### Goal of the exercise:
Read through the lines below for the string "excludes" and copy each one that has it.
#### Data excerpts
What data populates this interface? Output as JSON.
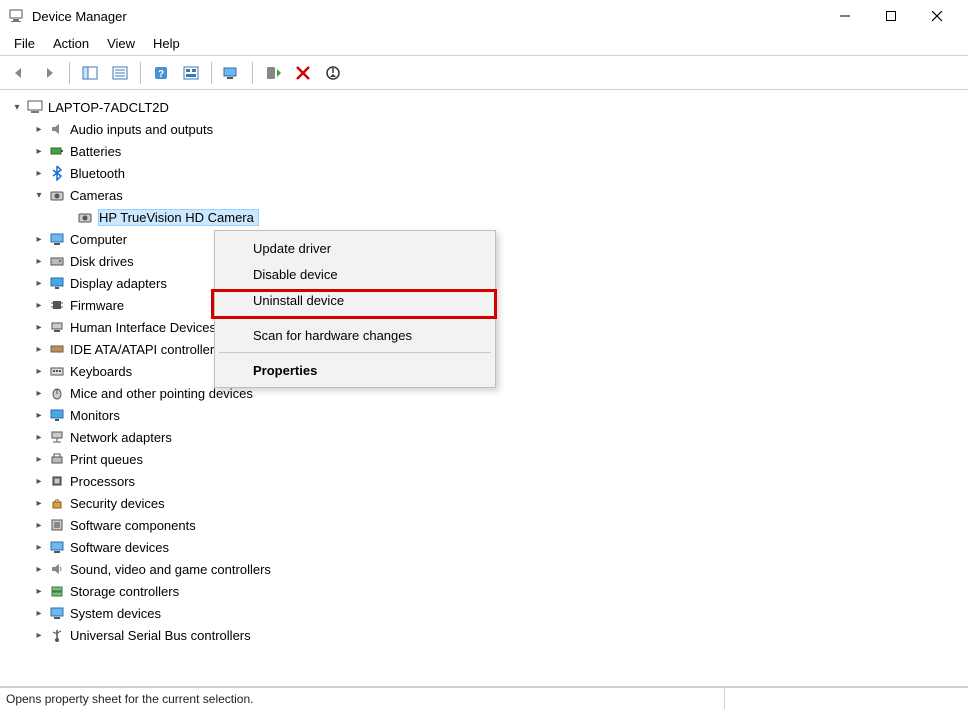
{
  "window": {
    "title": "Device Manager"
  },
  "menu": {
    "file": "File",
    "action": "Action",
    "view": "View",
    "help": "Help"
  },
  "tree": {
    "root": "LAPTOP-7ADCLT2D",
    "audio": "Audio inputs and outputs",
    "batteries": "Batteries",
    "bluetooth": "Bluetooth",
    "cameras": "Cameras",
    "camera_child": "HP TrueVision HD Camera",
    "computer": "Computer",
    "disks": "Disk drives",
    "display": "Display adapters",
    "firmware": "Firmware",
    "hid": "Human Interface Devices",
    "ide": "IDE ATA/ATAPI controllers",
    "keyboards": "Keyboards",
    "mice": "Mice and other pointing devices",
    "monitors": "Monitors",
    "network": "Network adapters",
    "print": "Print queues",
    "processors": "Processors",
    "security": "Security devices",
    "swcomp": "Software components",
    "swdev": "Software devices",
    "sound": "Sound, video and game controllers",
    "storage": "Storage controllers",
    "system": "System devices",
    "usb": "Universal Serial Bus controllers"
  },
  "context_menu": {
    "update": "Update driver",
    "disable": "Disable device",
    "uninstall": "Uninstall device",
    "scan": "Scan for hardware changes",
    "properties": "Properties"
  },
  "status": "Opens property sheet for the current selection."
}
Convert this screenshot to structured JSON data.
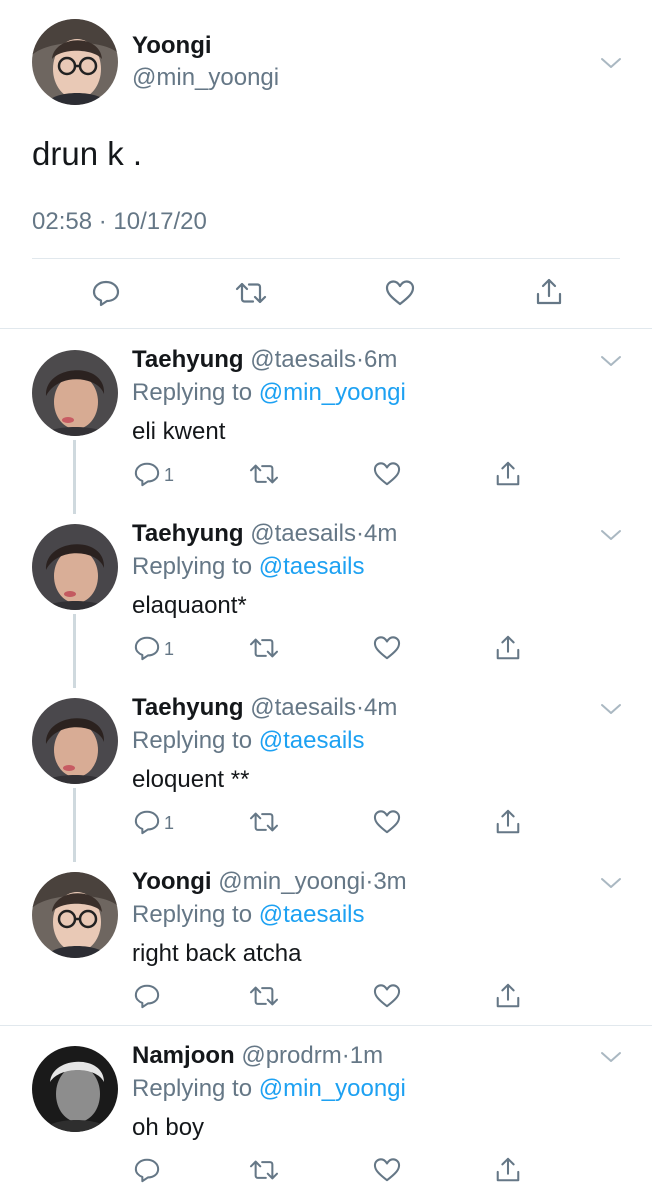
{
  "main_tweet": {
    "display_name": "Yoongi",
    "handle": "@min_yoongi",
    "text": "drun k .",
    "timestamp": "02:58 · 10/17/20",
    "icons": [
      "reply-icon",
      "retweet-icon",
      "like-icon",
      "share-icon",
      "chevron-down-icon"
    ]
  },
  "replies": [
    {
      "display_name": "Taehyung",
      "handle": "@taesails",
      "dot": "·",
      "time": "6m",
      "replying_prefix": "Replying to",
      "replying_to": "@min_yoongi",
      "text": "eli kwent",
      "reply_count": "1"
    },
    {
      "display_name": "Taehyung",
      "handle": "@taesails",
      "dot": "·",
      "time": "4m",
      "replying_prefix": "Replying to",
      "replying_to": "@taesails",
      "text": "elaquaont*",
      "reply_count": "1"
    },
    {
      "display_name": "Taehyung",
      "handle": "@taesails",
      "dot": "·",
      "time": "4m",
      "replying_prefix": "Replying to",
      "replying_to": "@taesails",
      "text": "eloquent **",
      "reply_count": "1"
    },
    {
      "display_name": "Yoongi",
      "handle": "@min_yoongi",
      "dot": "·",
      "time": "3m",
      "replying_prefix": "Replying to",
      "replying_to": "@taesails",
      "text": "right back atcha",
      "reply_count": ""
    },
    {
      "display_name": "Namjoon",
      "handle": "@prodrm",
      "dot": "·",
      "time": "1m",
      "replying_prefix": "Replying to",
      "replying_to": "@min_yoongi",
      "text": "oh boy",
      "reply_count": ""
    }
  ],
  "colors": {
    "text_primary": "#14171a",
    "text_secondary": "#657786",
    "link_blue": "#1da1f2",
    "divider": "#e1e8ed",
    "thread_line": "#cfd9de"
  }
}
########
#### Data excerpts
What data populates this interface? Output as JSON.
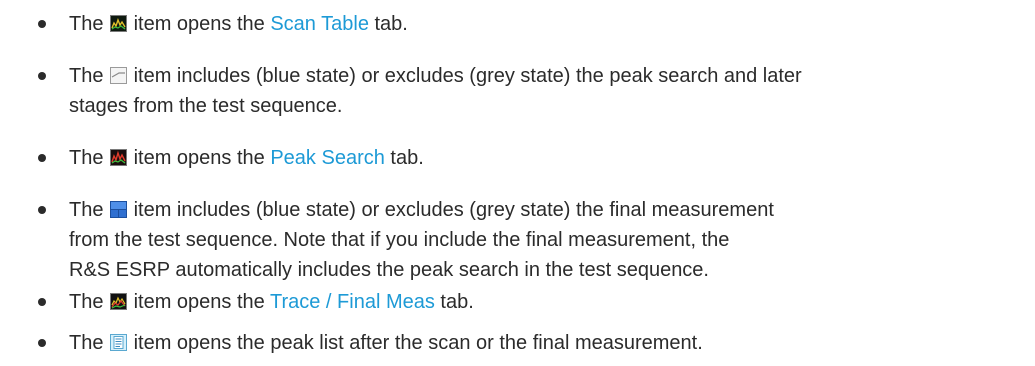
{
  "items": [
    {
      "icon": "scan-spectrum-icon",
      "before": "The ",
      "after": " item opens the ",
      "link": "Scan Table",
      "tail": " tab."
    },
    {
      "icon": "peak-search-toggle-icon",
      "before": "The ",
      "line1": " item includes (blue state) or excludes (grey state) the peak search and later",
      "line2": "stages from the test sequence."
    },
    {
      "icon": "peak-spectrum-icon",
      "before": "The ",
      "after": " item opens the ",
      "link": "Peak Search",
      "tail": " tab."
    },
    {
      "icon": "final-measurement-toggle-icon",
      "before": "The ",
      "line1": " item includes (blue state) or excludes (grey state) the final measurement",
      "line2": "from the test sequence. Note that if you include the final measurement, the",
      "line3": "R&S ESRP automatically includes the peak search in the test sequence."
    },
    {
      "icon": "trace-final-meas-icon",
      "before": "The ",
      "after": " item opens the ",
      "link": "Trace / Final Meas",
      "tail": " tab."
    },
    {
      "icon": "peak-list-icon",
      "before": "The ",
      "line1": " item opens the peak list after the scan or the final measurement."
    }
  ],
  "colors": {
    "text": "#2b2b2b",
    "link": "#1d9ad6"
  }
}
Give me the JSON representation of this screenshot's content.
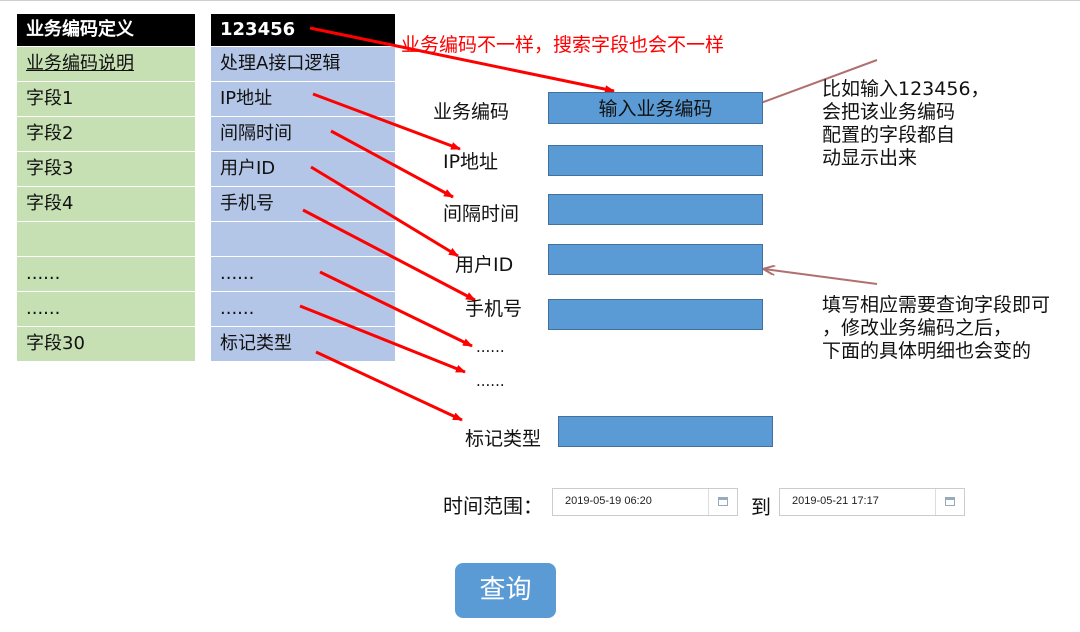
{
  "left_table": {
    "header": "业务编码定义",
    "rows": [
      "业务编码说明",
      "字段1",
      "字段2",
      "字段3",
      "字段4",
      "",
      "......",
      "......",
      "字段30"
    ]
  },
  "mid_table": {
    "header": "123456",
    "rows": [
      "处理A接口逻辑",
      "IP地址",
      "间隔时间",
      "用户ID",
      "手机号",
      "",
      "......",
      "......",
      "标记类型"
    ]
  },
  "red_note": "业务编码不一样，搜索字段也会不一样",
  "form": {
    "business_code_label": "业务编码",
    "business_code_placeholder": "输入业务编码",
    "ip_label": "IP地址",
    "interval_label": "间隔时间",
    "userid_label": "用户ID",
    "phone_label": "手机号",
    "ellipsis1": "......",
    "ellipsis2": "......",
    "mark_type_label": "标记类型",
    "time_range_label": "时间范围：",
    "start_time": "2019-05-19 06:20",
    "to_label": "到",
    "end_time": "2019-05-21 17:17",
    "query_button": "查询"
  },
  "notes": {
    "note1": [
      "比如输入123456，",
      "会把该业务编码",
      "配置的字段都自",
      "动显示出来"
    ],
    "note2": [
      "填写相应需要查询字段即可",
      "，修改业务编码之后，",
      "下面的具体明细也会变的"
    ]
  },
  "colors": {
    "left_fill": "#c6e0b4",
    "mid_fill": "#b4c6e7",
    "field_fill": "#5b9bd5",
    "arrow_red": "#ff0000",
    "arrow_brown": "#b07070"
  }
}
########
### Exercise response:
      "line1": " item includes (blue state) or excludes (grey state) the peak search and later",
      "line1": " item includes (blue state) or excludes (grey state) the final measurement",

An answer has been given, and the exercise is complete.